Giving Poetry Away

By Beth Spencer Republished with permission of the author A while back I got an email from a scientist in Texas who’d read some poems on my webpage in his lunch hour and said he was heading down to his local Barnes and Noble to buy a copy of my book. Of course, he’s not going to find it. It is hard enough to find any work by an Australian poet in an Australian bookshop – let alone a book that’s a few years old. He probably would have more chance of success if he said he was going down to his local pet shop to buy a wombat. Basically, bookshops are a nineteenth century technology for the distribution of cultural products to an elite group. They still work fine for some things, but I am always amazed at how committed poetry publishers and funding bodies are to pursuing this avenue, given that the best you could hope for is to get your poetry book into say, seven shops around Australia, instead of three. (The cultural equivalent of re-arranging deckchairs.) And there is something so personal about owning a book by a local contemporary poet that, for many people, even if they do happen to know about and live handy to one of these rare (and admirable) poetry-stocking shops, hovering around the poetry section, choosing something, taking it to the counter — and then having it visible beside their bed as a marker of their taste — can be as intimidating as going into an adult bookshop. It is not that people don’t like poetry – I think the internet has proven that they do, and that itÕs a highly participatory art form.

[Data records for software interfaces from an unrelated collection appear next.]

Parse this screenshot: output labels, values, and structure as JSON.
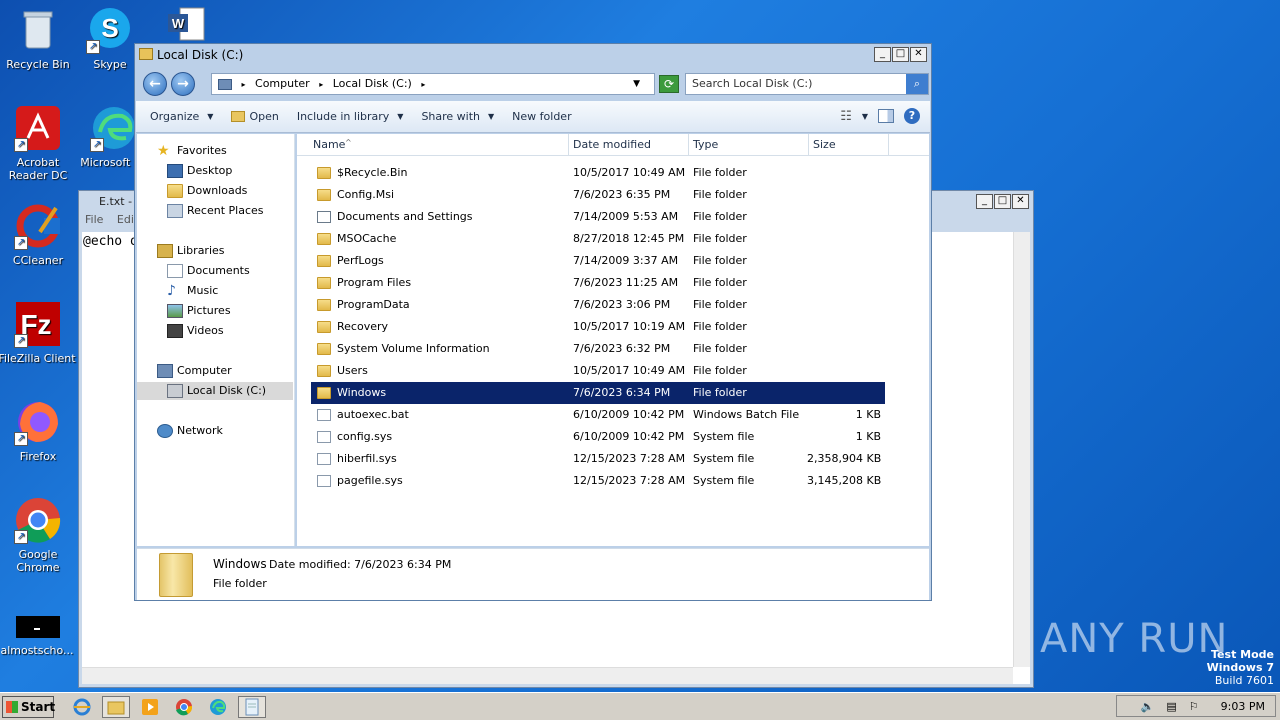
{
  "desktop": {
    "icons": [
      {
        "label": "Recycle Bin",
        "icon": "recycle-bin-icon"
      },
      {
        "label": "Skype",
        "icon": "skype-icon"
      },
      {
        "label": "Acrobat Reader DC",
        "icon": "acrobat-icon"
      },
      {
        "label": "Microsoft Ed",
        "icon": "edge-icon"
      },
      {
        "label": "CCleaner",
        "icon": "ccleaner-icon"
      },
      {
        "label": "FileZilla Client",
        "icon": "filezilla-icon"
      },
      {
        "label": "Firefox",
        "icon": "firefox-icon"
      },
      {
        "label": "Google Chrome",
        "icon": "chrome-icon"
      },
      {
        "label": "almostscho...",
        "icon": "app-icon"
      }
    ],
    "watermark": "ANY RUN",
    "testmode": {
      "line1": "Test Mode",
      "line2": "Windows 7",
      "line3": "Build 7601"
    }
  },
  "notepad": {
    "title": "E.txt -",
    "menu": [
      "File",
      "Edit"
    ],
    "content": "@echo o"
  },
  "explorer": {
    "title": "Local Disk (C:)",
    "address": {
      "part1": "Computer",
      "part2": "Local Disk (C:)"
    },
    "search_placeholder": "Search Local Disk (C:)",
    "toolbar": {
      "organize": "Organize",
      "open": "Open",
      "include": "Include in library",
      "share": "Share with",
      "new_folder": "New folder"
    },
    "nav": {
      "favorites": "Favorites",
      "desktop": "Desktop",
      "downloads": "Downloads",
      "recent": "Recent Places",
      "libraries": "Libraries",
      "documents": "Documents",
      "music": "Music",
      "pictures": "Pictures",
      "videos": "Videos",
      "computer": "Computer",
      "localdisk": "Local Disk (C:)",
      "network": "Network"
    },
    "columns": {
      "name": "Name",
      "date": "Date modified",
      "type": "Type",
      "size": "Size"
    },
    "files": [
      {
        "name": "$Recycle.Bin",
        "date": "10/5/2017 10:49 AM",
        "type": "File folder",
        "size": "",
        "kind": "folder"
      },
      {
        "name": "Config.Msi",
        "date": "7/6/2023 6:35 PM",
        "type": "File folder",
        "size": "",
        "kind": "folder"
      },
      {
        "name": "Documents and Settings",
        "date": "7/14/2009 5:53 AM",
        "type": "File folder",
        "size": "",
        "kind": "link"
      },
      {
        "name": "MSOCache",
        "date": "8/27/2018 12:45 PM",
        "type": "File folder",
        "size": "",
        "kind": "folder"
      },
      {
        "name": "PerfLogs",
        "date": "7/14/2009 3:37 AM",
        "type": "File folder",
        "size": "",
        "kind": "folder"
      },
      {
        "name": "Program Files",
        "date": "7/6/2023 11:25 AM",
        "type": "File folder",
        "size": "",
        "kind": "folder"
      },
      {
        "name": "ProgramData",
        "date": "7/6/2023 3:06 PM",
        "type": "File folder",
        "size": "",
        "kind": "folder"
      },
      {
        "name": "Recovery",
        "date": "10/5/2017 10:19 AM",
        "type": "File folder",
        "size": "",
        "kind": "folder"
      },
      {
        "name": "System Volume Information",
        "date": "7/6/2023 6:32 PM",
        "type": "File folder",
        "size": "",
        "kind": "folder"
      },
      {
        "name": "Users",
        "date": "10/5/2017 10:49 AM",
        "type": "File folder",
        "size": "",
        "kind": "folder"
      },
      {
        "name": "Windows",
        "date": "7/6/2023 6:34 PM",
        "type": "File folder",
        "size": "",
        "kind": "folder",
        "selected": true
      },
      {
        "name": "autoexec.bat",
        "date": "6/10/2009 10:42 PM",
        "type": "Windows Batch File",
        "size": "1 KB",
        "kind": "file"
      },
      {
        "name": "config.sys",
        "date": "6/10/2009 10:42 PM",
        "type": "System file",
        "size": "1 KB",
        "kind": "file"
      },
      {
        "name": "hiberfil.sys",
        "date": "12/15/2023 7:28 AM",
        "type": "System file",
        "size": "2,358,904 KB",
        "kind": "file"
      },
      {
        "name": "pagefile.sys",
        "date": "12/15/2023 7:28 AM",
        "type": "System file",
        "size": "3,145,208 KB",
        "kind": "file"
      }
    ],
    "details": {
      "name": "Windows",
      "modified": "Date modified: 7/6/2023 6:34 PM",
      "type": "File folder"
    }
  },
  "taskbar": {
    "start": "Start",
    "clock": "9:03 PM"
  }
}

Indeed while poetry has traditionally been valued for its universal themes (universal amongst the small elite group that […]